But to Dodell, she was taking sides. He asked why she didn’t use a neutral term like “housing construction.”

Settlement is a charged word in this context, because it suggests something less than permanent on someone else’s land. Israel argues that all of Jerusalem is its undivided capital, a claim not recognized by the United States and most of the world. Articles by Times reporters in Jerusalem do generally use words like “housing” instead of “settlement.” Still, Ethan Bronner, the bureau chief, said it would be unwise to adopt a hard and fast rule, because some areas of the city taken by Israel in 1967 had long been Jewish neighborhoods while others, built more recently, had the feeling of settlements.

I think Cooper should have found a more neutral is best to use language as precise as possible. But like Bronner, I don’t think a rigid rule is the solution...

Well, Hoyt could have reviewed what a previous language maven wrote in the New York Times.

As I noted, in my piece on the term "revenant" to replace the very imprecise and pejorative "settler":-

In his August 5, 2001 column, On Language, in the New York Times Weekend Magazine, Safire has written: "Words have connotations. In the disputed territory known as the West Bank, an Israeli village is called a settlement, implying fresh intrusion; a small Palestinian town, even one recently settled, is called a village, implying permanence." Of course, his use of “disputed” rather than “occupied”, or for that matter, “liberated”, in another example of the importance of how one calls an act or a situation.

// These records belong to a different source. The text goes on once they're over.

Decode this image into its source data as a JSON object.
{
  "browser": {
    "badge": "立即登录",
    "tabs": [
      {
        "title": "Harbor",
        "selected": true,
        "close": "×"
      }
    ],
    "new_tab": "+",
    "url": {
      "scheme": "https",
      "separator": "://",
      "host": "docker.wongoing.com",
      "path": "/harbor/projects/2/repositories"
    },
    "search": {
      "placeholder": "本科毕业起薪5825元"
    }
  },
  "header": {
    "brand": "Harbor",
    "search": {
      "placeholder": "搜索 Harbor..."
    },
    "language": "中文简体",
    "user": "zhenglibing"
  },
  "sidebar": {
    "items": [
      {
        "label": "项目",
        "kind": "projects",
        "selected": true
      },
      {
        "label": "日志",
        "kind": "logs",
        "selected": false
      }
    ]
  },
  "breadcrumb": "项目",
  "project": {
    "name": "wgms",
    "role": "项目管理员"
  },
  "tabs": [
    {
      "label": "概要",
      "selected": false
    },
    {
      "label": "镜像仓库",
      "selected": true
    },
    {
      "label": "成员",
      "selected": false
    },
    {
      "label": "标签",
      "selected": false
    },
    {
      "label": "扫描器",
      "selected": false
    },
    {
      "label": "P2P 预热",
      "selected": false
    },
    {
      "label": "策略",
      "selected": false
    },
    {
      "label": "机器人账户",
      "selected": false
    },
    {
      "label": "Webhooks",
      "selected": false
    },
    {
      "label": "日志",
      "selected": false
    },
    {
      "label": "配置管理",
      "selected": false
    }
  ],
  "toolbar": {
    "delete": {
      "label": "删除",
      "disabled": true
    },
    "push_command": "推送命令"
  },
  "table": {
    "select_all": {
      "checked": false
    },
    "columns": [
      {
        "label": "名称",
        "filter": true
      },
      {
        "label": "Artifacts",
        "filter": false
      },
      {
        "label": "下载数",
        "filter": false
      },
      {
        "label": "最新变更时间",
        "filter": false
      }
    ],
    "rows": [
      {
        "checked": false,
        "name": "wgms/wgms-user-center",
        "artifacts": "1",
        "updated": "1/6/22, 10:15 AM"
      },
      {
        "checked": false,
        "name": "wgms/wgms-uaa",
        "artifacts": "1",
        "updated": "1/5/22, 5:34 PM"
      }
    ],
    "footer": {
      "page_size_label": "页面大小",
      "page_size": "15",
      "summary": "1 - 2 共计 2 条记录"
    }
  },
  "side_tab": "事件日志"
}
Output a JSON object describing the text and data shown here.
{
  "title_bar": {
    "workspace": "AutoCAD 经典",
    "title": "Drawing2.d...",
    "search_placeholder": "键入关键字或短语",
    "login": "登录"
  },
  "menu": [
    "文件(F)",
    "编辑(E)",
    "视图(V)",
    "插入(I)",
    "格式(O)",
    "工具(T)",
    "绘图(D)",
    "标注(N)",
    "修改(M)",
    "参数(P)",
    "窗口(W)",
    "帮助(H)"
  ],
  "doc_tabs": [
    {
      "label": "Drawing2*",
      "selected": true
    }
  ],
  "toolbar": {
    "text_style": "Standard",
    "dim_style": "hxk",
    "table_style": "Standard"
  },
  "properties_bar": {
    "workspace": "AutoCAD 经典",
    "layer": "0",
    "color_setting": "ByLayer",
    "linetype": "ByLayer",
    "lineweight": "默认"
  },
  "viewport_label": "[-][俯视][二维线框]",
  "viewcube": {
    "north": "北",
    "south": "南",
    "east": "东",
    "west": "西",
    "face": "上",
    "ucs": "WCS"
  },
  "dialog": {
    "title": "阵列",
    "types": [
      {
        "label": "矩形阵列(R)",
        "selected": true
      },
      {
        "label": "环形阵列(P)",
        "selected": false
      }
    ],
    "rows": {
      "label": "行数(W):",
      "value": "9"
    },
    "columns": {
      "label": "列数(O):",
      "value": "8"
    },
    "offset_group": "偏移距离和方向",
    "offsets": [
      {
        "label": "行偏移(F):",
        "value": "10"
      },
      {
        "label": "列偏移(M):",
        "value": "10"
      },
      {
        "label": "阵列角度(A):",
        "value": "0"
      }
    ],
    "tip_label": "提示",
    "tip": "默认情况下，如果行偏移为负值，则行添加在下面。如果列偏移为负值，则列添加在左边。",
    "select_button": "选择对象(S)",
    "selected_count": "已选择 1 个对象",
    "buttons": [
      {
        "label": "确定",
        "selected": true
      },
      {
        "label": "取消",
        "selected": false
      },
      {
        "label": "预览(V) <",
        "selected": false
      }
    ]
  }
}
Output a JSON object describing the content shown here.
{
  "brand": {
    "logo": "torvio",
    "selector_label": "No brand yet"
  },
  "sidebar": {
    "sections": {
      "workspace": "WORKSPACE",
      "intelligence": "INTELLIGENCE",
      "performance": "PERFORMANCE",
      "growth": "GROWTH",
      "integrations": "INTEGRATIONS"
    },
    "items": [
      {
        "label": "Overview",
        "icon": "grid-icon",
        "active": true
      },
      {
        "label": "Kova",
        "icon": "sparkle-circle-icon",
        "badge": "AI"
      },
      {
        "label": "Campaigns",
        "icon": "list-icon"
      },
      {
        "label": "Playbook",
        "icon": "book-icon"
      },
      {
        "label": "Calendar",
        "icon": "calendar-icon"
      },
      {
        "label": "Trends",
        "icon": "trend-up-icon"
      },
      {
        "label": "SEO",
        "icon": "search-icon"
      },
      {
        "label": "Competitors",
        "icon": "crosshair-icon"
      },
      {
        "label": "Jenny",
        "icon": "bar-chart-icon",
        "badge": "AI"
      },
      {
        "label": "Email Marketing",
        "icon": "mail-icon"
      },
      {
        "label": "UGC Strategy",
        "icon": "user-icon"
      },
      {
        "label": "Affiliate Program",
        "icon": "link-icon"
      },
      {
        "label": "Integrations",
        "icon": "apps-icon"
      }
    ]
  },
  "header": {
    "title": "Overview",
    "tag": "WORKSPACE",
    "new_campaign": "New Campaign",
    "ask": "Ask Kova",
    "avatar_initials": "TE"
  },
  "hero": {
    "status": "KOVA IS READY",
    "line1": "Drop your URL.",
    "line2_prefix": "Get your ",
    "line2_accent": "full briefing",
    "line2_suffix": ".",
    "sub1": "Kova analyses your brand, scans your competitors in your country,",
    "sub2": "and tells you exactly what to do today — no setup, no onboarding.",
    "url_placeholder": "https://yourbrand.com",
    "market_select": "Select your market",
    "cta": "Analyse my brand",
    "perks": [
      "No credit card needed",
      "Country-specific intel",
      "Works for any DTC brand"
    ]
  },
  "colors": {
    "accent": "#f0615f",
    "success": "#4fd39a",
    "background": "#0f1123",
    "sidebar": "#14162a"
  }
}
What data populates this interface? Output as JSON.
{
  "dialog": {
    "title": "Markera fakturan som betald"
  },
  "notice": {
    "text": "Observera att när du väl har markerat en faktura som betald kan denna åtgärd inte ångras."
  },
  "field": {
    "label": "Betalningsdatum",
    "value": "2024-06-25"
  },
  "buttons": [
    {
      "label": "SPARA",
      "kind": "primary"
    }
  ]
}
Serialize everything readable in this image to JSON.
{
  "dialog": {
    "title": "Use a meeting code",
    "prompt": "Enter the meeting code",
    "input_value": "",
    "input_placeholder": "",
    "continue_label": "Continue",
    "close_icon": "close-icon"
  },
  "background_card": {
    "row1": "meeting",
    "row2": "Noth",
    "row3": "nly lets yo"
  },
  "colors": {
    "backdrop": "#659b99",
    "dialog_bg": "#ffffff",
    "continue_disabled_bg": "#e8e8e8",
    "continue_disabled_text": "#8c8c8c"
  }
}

So, is Safire not good enough for the New York Times?

No comments: